Component data from apps and pages
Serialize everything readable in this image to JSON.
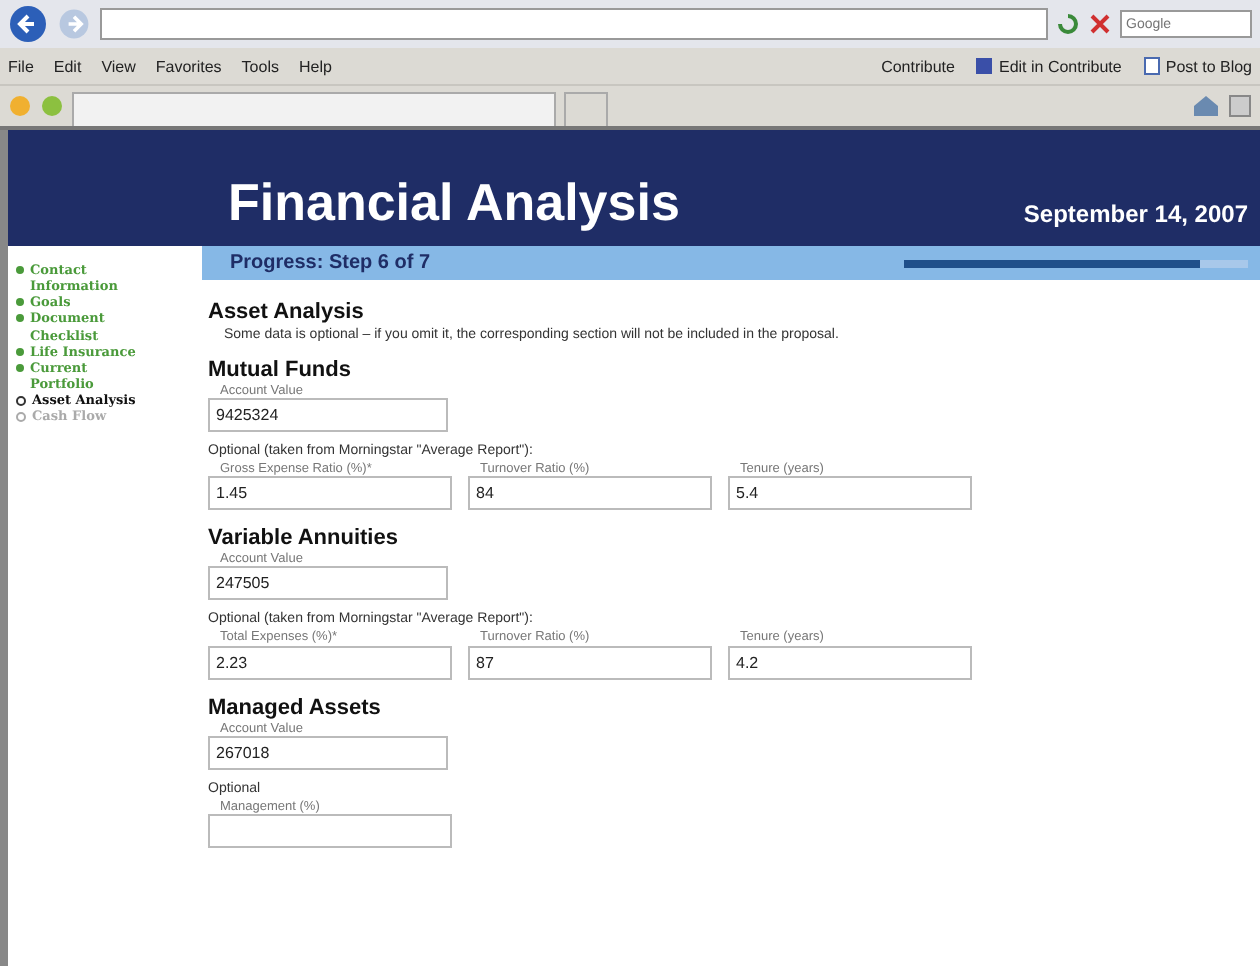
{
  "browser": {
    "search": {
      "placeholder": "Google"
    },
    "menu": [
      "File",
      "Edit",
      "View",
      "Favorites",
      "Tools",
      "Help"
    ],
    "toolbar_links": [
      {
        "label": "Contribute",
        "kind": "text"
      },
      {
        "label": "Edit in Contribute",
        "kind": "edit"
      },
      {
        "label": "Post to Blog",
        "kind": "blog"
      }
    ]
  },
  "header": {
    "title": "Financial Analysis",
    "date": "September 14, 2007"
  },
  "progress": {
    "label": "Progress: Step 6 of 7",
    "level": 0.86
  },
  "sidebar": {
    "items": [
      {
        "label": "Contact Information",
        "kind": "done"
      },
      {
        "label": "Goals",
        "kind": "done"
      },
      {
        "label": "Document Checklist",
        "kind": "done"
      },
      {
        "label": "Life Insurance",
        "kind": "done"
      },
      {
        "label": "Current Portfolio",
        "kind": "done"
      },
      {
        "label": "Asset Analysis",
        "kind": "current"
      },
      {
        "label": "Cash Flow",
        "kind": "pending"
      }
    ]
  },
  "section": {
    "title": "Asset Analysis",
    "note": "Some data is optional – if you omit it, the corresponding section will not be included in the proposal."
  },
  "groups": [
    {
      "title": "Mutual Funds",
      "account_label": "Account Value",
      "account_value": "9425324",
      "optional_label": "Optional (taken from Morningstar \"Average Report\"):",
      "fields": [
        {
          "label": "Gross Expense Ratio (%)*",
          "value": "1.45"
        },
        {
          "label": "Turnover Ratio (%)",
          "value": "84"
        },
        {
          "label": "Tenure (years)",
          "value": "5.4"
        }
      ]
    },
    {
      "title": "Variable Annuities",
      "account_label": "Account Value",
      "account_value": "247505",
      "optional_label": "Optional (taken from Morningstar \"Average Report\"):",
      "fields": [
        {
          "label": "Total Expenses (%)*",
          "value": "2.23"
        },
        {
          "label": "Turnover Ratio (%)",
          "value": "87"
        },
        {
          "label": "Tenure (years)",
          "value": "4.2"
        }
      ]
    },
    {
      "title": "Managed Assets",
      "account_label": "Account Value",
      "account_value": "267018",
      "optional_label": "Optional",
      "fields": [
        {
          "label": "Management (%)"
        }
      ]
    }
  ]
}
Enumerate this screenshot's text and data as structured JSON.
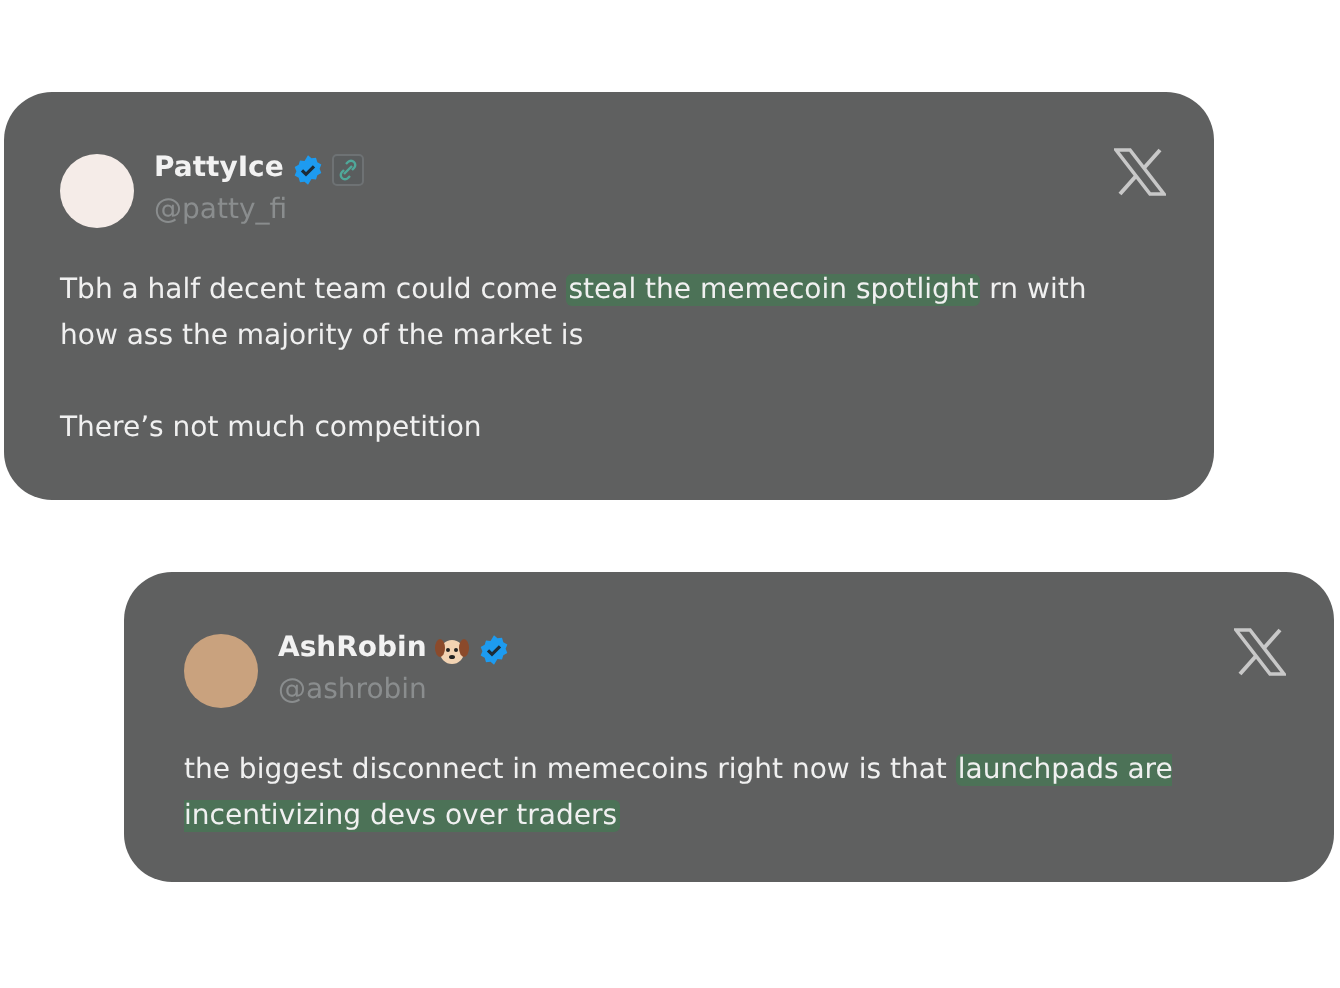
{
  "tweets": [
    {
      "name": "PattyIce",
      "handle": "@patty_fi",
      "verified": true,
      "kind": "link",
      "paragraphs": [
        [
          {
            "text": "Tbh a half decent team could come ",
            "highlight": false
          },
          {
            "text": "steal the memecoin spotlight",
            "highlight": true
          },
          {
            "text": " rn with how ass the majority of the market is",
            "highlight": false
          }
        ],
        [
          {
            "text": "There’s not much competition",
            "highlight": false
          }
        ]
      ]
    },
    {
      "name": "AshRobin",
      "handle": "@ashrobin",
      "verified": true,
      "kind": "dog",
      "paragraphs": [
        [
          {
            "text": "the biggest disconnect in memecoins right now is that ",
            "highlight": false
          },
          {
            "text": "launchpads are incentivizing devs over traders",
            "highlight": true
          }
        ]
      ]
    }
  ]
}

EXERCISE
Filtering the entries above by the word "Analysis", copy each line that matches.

FINISHED TASK
    "title": "Financial Analysis",
        "label": "Asset Analysis",
    "title": "Asset Analysis",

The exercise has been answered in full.